Imagine spending your life savings to design your dream home, only to discover your blueprint was too small to fit all your furniture and family.
That's essentially what the Energy Department's National Nuclear Security Administration did, leaving taxpayers with a jaw-dropping bill and nothing to show for it yet.
NNSA, which oversees the nation's nuclear arsenal and nuclear weapons research, already has spent a half-billion dollars mapping out a new uranium processing building at its Y-12 weapons plant in Oak-Ridge, Tenn., only to discover the 340,000 square foot building it designed wasn't big enough to house the equipment it owns.
So $500 million into the planning stage, officials admitted they have to go back to the drawing board.
For spending so much money without erecting a single wall, the NNSA wins this week's Golden Hammer, a weekly distinction awarded by the Washington Guardian to the worst examples of government waste and misspending.
NNSA spokesman Steve Wyatt said the Uranium Processing Facility is a unqiue and complex building.
"In recent months, as the design has progressed, we have identified some space-fit issues associated with equipment intended for this facility," he said. "This will require some additional design work to accommodate these changes. Currently, NNSA is reviewing a proposed UPF redesign approach. This effort is underway to ensure that we are satisfied with the solution to the space-fit issue, that it will meet our programmatic objectives and that this new approach represents the best value for the U.S. Government."
A statement on Y-12's website said that "UPF will replace a World War II-era system by consolidating enriched uranium operations, including assembly, disassembly, and dismantlement of nuclear weapons components. It is a key piece of NNSA’s future. It is projected to be the largest construction project in Tennessee history, and design of the UPF is approximately two-thirds complete with construction planned to begin this spring."
To put the $500 million number in perspective, that's enough money to buy 12 F-18a fighter jets. The final price tag for the building - once construction is finally completed - could be as high as $6.5 billion.
The project reported the roof will need to be raised an additional 13 feet.
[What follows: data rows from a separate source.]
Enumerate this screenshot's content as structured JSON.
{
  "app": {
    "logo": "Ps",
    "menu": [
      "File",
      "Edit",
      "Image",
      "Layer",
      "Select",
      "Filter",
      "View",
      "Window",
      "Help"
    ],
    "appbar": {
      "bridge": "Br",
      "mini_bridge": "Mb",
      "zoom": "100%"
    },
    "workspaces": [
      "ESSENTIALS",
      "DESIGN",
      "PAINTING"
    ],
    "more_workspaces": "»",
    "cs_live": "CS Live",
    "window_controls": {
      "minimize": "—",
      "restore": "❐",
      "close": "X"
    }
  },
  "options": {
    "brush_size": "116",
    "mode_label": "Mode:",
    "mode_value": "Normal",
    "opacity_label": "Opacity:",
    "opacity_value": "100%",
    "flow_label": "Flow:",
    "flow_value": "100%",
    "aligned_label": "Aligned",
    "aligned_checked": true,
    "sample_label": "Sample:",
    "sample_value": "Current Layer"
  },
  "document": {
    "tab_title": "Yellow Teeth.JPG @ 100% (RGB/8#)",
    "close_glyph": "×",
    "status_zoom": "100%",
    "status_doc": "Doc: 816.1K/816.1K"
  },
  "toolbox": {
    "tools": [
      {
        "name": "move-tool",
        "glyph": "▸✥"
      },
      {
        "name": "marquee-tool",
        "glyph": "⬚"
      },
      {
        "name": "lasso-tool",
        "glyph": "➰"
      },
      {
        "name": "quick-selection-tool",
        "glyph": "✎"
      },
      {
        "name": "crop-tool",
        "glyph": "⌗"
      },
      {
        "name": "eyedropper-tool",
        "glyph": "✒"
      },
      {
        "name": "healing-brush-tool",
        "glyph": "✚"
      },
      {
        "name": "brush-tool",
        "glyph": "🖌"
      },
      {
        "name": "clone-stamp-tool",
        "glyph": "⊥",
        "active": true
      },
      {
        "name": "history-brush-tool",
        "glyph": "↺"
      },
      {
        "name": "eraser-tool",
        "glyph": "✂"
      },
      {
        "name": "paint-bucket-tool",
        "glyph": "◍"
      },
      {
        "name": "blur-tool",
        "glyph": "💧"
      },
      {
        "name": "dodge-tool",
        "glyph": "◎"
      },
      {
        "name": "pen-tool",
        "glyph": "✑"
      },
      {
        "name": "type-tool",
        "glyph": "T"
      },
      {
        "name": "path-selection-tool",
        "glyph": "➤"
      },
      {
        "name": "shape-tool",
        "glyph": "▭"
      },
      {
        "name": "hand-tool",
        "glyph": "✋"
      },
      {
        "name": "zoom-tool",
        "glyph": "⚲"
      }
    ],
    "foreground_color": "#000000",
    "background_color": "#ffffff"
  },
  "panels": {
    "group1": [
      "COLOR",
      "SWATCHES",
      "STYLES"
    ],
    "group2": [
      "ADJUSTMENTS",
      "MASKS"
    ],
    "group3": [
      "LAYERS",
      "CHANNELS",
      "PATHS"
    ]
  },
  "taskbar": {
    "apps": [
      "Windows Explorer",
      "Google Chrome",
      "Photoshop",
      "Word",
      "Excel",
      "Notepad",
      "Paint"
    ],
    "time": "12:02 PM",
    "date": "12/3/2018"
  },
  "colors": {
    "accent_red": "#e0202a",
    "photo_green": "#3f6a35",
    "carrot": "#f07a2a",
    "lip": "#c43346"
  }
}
Plus, to meet safety concerns, the wall thickness would need to be expanded from 18 inches to 30 inches and another foot of concrete added to the building's base.
According to the Knoxville News Sentinel, Defense Nuclear Facilities Safety Board staff member Steven Stokes expressed concern about the problems the redesigning might bring.
"This redesign of UPF as it neared final design is a serious undertaking with the potential for significant impacts on public and worker safety," he said.